### WHAT YOU SHOULD DO
Search the records for the string "Category" and return each line that has it.

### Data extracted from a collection

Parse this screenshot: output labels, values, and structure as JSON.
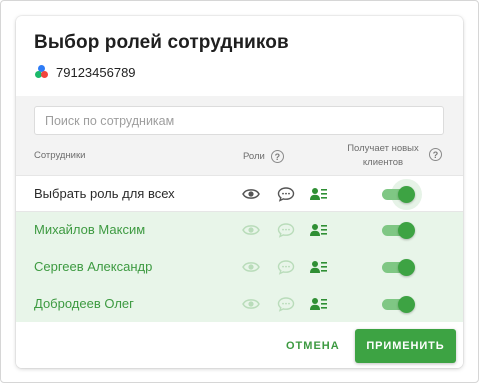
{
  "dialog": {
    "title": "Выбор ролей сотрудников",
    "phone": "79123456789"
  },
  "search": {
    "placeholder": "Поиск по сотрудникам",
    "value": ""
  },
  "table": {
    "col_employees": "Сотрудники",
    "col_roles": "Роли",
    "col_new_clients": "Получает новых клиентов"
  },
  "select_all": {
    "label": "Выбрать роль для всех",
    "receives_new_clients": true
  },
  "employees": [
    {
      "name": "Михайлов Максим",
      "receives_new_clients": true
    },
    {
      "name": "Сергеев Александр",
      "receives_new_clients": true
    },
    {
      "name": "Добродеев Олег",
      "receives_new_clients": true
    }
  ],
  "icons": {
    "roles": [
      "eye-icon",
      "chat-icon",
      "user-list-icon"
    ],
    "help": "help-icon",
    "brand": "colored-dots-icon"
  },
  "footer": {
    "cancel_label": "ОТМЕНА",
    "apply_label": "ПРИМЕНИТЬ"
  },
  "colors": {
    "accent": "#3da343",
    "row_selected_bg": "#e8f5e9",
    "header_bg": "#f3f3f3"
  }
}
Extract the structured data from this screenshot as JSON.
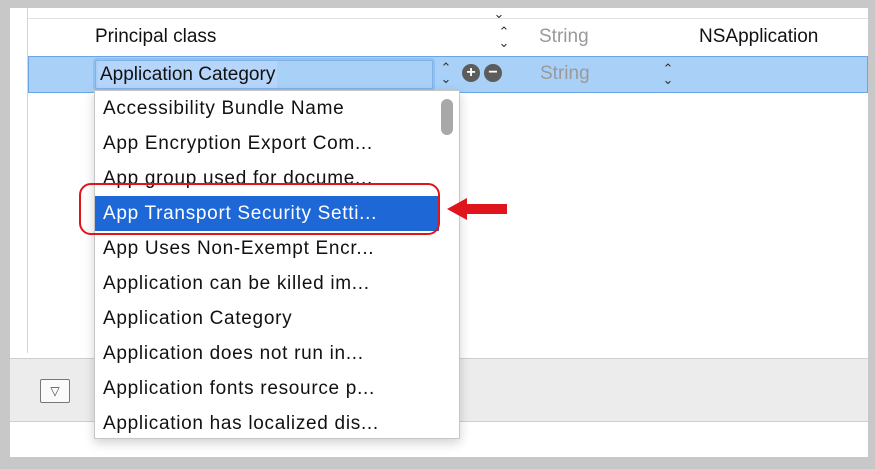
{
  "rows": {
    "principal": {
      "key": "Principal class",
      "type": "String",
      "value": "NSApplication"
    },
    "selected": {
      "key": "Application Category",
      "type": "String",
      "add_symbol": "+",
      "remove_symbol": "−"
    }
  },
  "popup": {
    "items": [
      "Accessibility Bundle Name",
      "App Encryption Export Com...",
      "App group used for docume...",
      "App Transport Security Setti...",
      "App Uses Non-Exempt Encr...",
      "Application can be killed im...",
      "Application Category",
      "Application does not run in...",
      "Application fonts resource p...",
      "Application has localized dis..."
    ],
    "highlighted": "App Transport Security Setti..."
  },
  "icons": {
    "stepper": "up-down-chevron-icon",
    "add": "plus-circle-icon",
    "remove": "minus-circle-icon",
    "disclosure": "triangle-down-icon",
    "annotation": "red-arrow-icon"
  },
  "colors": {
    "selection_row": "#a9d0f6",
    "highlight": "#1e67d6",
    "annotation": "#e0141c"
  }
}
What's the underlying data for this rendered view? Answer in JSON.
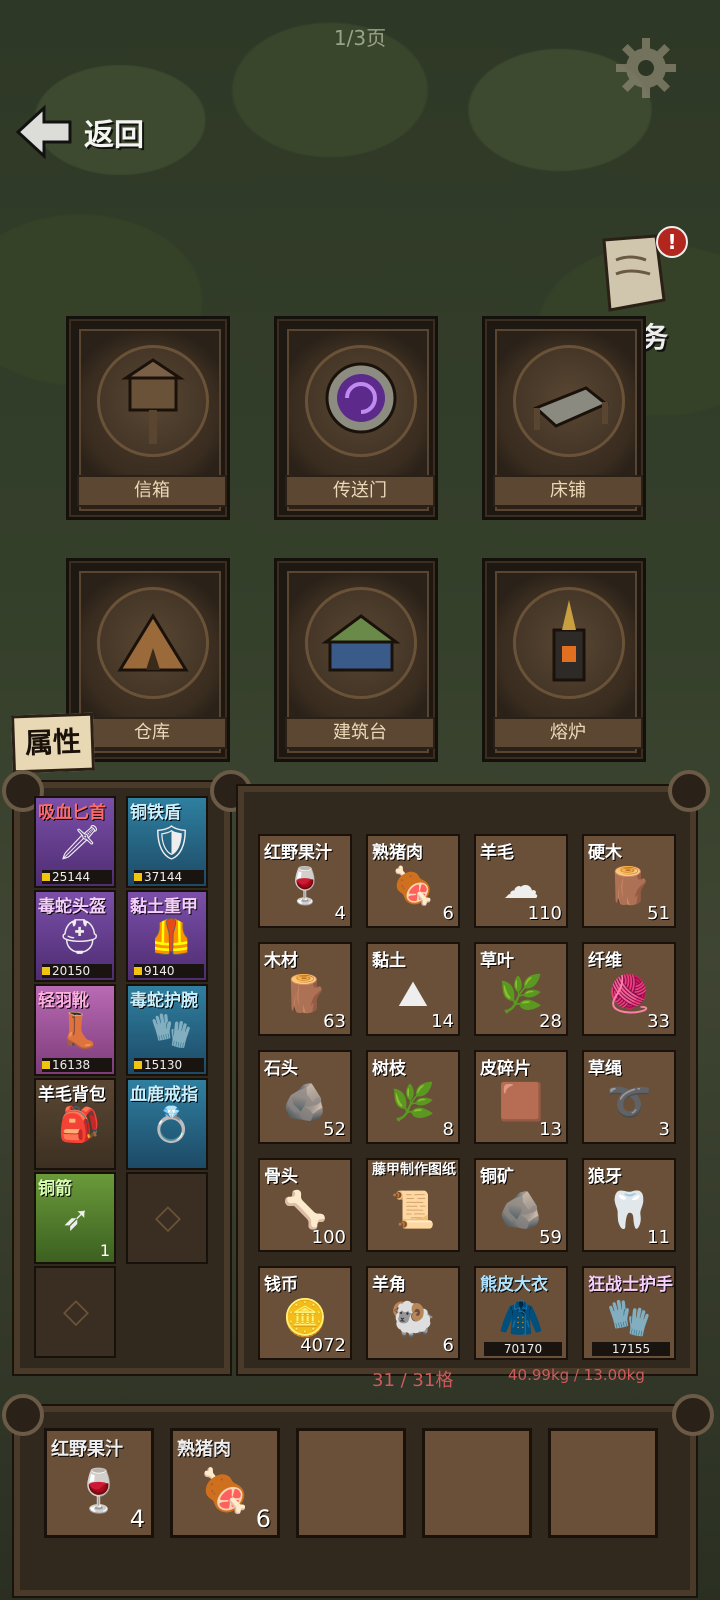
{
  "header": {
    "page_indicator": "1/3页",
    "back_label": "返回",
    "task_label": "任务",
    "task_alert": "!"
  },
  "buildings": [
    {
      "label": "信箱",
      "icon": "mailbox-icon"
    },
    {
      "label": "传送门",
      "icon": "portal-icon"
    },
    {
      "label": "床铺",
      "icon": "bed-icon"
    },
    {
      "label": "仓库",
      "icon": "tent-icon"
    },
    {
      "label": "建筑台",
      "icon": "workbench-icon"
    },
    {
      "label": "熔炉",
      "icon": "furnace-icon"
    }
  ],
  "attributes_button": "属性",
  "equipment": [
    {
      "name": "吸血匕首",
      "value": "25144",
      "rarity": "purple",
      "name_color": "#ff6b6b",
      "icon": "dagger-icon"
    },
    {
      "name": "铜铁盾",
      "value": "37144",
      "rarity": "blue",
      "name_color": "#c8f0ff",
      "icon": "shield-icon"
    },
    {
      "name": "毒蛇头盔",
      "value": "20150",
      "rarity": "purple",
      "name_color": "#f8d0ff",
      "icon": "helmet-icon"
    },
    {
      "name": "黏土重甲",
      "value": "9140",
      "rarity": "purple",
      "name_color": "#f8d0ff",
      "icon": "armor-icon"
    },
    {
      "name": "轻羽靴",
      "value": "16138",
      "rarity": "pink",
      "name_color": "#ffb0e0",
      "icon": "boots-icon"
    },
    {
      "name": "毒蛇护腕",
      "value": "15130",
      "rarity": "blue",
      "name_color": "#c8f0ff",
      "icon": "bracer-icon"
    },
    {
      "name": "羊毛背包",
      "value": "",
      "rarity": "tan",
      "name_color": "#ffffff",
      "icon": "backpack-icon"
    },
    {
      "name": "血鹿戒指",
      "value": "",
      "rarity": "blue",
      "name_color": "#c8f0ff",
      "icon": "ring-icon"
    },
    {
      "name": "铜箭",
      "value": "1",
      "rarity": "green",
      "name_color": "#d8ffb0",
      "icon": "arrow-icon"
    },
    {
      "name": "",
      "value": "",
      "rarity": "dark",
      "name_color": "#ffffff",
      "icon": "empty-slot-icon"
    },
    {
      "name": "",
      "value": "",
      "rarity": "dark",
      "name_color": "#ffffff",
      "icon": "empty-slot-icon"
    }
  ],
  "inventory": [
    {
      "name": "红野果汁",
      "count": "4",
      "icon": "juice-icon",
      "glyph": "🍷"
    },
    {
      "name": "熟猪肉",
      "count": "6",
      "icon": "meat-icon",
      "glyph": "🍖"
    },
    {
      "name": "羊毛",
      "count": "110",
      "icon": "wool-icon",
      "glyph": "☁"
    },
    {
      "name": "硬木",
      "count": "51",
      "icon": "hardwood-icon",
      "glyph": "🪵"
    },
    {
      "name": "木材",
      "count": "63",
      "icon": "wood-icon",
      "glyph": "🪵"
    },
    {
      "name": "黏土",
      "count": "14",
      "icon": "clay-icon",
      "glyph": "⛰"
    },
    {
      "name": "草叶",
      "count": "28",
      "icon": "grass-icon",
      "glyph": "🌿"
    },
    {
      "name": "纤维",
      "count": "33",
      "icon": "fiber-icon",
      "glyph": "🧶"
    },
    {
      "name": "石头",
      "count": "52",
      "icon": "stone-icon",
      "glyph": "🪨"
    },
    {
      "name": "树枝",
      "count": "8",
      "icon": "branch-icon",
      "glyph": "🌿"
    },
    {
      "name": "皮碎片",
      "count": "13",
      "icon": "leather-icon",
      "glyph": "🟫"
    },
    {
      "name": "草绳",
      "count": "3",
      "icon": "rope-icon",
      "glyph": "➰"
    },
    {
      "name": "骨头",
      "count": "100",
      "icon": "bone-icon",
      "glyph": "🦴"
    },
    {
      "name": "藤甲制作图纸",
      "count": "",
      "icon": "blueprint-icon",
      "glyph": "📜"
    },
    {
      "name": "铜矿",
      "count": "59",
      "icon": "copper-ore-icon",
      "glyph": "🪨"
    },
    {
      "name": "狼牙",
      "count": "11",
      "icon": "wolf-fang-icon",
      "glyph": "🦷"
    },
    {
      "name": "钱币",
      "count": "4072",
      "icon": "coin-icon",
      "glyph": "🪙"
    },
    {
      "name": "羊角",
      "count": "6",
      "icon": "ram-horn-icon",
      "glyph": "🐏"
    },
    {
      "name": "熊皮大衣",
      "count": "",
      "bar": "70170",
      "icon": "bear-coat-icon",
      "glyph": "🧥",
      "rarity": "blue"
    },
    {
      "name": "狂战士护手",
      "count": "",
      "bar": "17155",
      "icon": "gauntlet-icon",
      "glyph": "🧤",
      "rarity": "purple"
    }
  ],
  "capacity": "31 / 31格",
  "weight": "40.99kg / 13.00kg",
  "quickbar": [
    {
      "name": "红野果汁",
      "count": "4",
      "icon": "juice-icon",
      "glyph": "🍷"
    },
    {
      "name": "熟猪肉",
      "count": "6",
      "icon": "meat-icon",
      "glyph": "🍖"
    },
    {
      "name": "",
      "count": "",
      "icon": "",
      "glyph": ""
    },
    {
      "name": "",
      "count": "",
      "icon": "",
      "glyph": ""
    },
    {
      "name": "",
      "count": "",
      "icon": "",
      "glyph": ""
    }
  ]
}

### SOLUTION BELOW
      "key": "Application Category",
      "Application Category",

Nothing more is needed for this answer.